But as I know from personal experience, this wealth of material at our fingertips can also subtly lead us to believe successful parenting is merely the accumulation of sound bite suggestions, reading the right material, and accurately putting all this into practice. Discernment and practice are critical, but even more essential to successful parenting is the active grace and power of our sovereign God. Like few other responsibilities, parenting reveals our human weaknesses and provides us with many opportunities for prayer.

In his new book A Praying Life, Paul Miller shares a number of personal stories in his growth in personal prayer including this one, which—if I’m honest—confronts my personal pattern of parenting. Miller writes,

When our kids were two, five, eight, twelve, fourteen, and sixteen, I wrote this in my prayer journal:

March 19, 1991. Amazing how when I don’t pray in the morning evil just floods into our home. I absolutely must pray! Oh, God, give me the grace to pray.

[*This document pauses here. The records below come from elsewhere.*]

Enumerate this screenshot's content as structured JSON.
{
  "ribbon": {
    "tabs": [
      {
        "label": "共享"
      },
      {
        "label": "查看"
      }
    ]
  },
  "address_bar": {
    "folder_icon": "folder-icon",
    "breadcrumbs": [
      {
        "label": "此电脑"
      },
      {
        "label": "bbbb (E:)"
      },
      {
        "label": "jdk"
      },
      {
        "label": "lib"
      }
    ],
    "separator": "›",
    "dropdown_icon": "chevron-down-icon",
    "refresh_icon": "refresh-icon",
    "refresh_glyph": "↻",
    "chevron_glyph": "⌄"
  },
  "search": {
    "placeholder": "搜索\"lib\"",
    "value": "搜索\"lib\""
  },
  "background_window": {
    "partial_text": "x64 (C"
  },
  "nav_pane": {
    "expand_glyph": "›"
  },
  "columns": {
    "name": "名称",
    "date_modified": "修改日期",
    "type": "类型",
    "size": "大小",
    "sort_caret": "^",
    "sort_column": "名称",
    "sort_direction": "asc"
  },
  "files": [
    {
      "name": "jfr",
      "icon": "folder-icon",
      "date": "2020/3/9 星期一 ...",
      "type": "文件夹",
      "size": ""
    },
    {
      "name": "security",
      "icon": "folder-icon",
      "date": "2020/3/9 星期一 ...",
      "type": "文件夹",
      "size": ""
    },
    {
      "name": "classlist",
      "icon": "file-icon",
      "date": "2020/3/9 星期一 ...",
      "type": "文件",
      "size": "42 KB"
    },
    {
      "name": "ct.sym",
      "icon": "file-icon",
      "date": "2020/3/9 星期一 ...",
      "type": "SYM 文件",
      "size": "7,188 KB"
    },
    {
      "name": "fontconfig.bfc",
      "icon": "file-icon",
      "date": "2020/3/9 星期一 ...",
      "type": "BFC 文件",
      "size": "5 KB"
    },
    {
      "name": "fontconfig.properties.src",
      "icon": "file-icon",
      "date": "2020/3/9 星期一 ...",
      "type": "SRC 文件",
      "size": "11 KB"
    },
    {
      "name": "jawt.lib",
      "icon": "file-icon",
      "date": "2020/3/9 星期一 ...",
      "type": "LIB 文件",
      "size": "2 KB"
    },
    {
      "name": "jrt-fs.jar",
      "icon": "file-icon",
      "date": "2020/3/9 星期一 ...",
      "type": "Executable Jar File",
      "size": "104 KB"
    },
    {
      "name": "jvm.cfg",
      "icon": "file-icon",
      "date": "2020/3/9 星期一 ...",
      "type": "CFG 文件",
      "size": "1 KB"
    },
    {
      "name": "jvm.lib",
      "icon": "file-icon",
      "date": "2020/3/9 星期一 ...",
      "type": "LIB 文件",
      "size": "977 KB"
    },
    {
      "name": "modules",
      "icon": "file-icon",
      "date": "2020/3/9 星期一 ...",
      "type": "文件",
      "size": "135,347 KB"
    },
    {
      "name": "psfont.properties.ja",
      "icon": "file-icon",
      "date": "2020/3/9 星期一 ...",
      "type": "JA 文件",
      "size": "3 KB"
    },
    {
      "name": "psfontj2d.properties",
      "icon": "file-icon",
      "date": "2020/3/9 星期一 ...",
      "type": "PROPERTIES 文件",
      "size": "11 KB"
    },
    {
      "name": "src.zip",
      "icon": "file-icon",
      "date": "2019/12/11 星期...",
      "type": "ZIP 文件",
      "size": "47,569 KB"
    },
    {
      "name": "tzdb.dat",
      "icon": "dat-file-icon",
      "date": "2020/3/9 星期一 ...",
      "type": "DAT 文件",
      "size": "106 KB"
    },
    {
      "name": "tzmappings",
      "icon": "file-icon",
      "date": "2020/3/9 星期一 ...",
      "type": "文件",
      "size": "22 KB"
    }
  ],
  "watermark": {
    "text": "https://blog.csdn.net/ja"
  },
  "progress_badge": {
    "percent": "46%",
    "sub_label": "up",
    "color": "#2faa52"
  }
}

It took me seventeen years to realize I couldn’t parent on my own. It was not a great spiritual insight, just a realistic observation. If I didn’t pray deliberately and reflectively for members of my family by name every morning, they’d kill one another. I was incapable of getting inside their hearts. I was desperate. But even more, I couldn’t change my self-confident heart. My prayer journal reflects both my inability to change my kids and my inability to change my self-confidence. That’s why I need grace even to pray…

It didn’t take me long to realize that I did my best parenting by prayer, I began to speak less to the kids and more to God. It was actually quite relaxing.

Paul E. Miller, A Praying Life (NavPress 2009) pp. 59-60.

Helpful words.